Hosmay Lopez

Staff page photo for Hosmay Lopez of AOML

Research Highlights

Research Interests

Investigating the role of the Atlantic Meridional Overturning Circulation (AMOC) on climate variability.

Analysing the occurrence of extreme weather events and under the influence of anthropogenic (human induced) forcing.

Researching the El Niño Southern Oscillation (ENSO) dynamics and its remote teleconnections.

Hosmay Lopez, PhD.

Oceanographer, Physical Oceanography Division


4301 Rickenbacker Causeway
Miami, Florida 33149

“Extreme weather events are responsible for large mortality and vast economic impact in the U.S. with a yearly average of 569 fatalities and $19.9 billions in damage. Hence, there is a pressing need for extending the time frame of extreme weather forecasts beyond the 7-10 days. Improved forecasts serve to provide emergency managers, government officials, businesses, and the public in general better advance warning to minimize catastrophic loss of life and damage to critical infrastructure. This effort is crucial for informing public health security and impact mitigation strategies, filling that gap and developing effective extreme weather prediction to help communities be better prepared.”

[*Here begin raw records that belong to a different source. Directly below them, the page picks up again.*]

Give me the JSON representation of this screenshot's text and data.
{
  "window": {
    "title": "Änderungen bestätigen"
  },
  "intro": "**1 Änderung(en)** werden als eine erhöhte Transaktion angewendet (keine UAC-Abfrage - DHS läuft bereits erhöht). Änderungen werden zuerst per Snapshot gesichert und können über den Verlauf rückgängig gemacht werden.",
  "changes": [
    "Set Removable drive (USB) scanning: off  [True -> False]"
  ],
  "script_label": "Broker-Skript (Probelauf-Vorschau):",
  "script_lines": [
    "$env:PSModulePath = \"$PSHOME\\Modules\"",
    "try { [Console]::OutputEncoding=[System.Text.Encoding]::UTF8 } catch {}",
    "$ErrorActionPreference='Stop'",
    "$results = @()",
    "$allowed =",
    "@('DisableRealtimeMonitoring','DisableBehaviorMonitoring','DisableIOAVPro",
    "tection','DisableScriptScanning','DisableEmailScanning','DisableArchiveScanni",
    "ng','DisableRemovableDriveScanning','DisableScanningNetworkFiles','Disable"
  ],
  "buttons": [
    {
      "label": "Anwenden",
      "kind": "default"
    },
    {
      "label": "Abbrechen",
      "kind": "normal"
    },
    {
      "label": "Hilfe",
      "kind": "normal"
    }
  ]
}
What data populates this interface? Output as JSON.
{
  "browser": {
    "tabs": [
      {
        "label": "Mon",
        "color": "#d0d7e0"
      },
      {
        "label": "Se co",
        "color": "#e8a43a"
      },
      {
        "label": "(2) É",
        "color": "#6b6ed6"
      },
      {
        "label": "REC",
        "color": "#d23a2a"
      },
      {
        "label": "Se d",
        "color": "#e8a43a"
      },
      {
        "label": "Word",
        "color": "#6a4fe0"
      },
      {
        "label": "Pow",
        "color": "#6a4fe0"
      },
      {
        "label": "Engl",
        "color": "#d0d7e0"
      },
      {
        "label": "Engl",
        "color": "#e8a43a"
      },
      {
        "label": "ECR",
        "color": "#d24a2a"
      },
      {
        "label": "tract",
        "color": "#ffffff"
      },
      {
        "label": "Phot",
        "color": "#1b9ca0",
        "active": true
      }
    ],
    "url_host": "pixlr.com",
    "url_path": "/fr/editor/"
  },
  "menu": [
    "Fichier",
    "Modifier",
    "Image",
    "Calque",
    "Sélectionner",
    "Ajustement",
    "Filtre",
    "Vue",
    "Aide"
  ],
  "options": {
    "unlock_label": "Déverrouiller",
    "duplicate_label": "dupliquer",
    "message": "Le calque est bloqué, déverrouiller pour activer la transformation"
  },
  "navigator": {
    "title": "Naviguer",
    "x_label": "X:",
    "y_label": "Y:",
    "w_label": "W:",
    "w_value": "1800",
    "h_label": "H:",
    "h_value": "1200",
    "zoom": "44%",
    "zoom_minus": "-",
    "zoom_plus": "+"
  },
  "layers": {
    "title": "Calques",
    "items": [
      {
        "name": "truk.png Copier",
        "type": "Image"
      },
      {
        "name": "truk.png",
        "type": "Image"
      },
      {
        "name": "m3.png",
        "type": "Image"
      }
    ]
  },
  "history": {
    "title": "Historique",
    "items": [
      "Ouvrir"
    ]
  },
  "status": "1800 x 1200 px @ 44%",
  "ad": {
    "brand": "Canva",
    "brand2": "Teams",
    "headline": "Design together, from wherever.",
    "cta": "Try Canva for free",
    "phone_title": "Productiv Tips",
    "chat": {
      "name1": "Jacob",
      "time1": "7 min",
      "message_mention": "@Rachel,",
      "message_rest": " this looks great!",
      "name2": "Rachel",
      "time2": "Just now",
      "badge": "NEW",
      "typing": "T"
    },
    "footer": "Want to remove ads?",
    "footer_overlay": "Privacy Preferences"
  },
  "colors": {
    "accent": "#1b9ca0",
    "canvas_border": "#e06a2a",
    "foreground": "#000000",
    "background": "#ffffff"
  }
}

Dr. Hosmay Lopez is an oceanographer at the Physical Oceanography Division at NOAA’s Atlantic Oceanographic and Meteorological Laboratory (AOML). He is currently engaged in several research projects, which aim at studying the ocean-atmosphere interaction, climate variability, the occurrence of extreme weather events, and their economic and societal impact. One of Dr. Lopez’s recent studies involved assessing the relative role of anthropogenic (i.e., climate change) forcing versus natural variability in the occurrence of heat wave events in the U.S. In this study, he used the Intergovernmental Projection for Climate Change (IPCC) models to identify when we might expect climate change signals to emerge on top of naturally occurring heat waves into the 21st Century climate projections.

Dr. Lopez is also leading a project on inter-hemispheric variations of the Atlantic Ocean heat transport and its significant impacts on atmospheric circulation, climate, and extreme weather. He is also a team leader for a NOAA NGI (Northern Gulf Institute) project, which focuses on developing a seasonal outlook for U.S. landfalling hurricanes. Lopez is currently a member of several research communities, such as the NOAA-OAR-CPO-MAPP CMIP6-Trask-Force Team, the US-AMOC Science team for US CLIVAR, and the NOAA MAPP Subseasonal-to-Seasonal (S2S) Prediction Task Force.

Current Work

Investigating natural and anthropogenic influences of heat waves, and droughts over the United States: variability, predictability, and future projections.

Enhancing subseasonal severe weather predictions through the variable-resolution Unified Forecast System (UFS).

Enhancing the seasonal landfalling hurricane outlook.

Download Full CV

2009, B.S. Meteorology and Applied Mathematics, Florida State University, Tallahassee, FL

2013, Ph.D. Meteorology and Physical Oceanography, RSMAS, U. of Miami, Virginia Key, FL

  1. Lee, S.-K., R. Lumpkin, F. Gomez, S. Yeager, H. Lopez, F. Tagklis, S. Dong, W. Aguiar, D. Kim, and M. Baringer. Human-induced changes in the global meridional overturning circulation are emerging from the Southern Ocean. Communications Earth & Environment, 4:69, https://doi.org/10.1038/s43247-023-00727-3 2023
    Ref. 4237
  2. Zavadoff, B.L., K. Gao, H. Lopez, S.-K. Lee, D. Kim, and L.M. Harris. Improved MJO forecasts using the experimental global-nested GFDL SHiELD model. Geophysical Research Letters, 50(6):e2022GL101622, https://doi.org/10.1029/2022GL101622 2023
    Ref. 4239
  3. Balaguru, K., G. Foltz, L. Leung, W. Xu, D. Kim, H. Lopez, and R. West. Increasing hurricane intensification rate near the US Atlantic coast. Geophysical Research Letters, 49(20):e2022GL099793, http://doi.org/10.1029/2022GL099793 2022
    Ref. 4182

NOAA’s Office of Oceanic and Atmospheric Research Employee of the Year Award 2022

For groundbreaking scientific research that evaluates how El Niño-Southern Oscillation events will evolve in all seasons as a result of anthropogenic climate change, with significant implications for future Atlantic hurricane season intensities and springtime tornado outbreaks in the United States.

National Oceanic and Atmospheric Administration Administrator’s Award 2021

For outstanding research on assessing the variability, predictability, and future projections of extreme heat waves affecting the continental US.

Award of Academic Merit, University of Miami 2013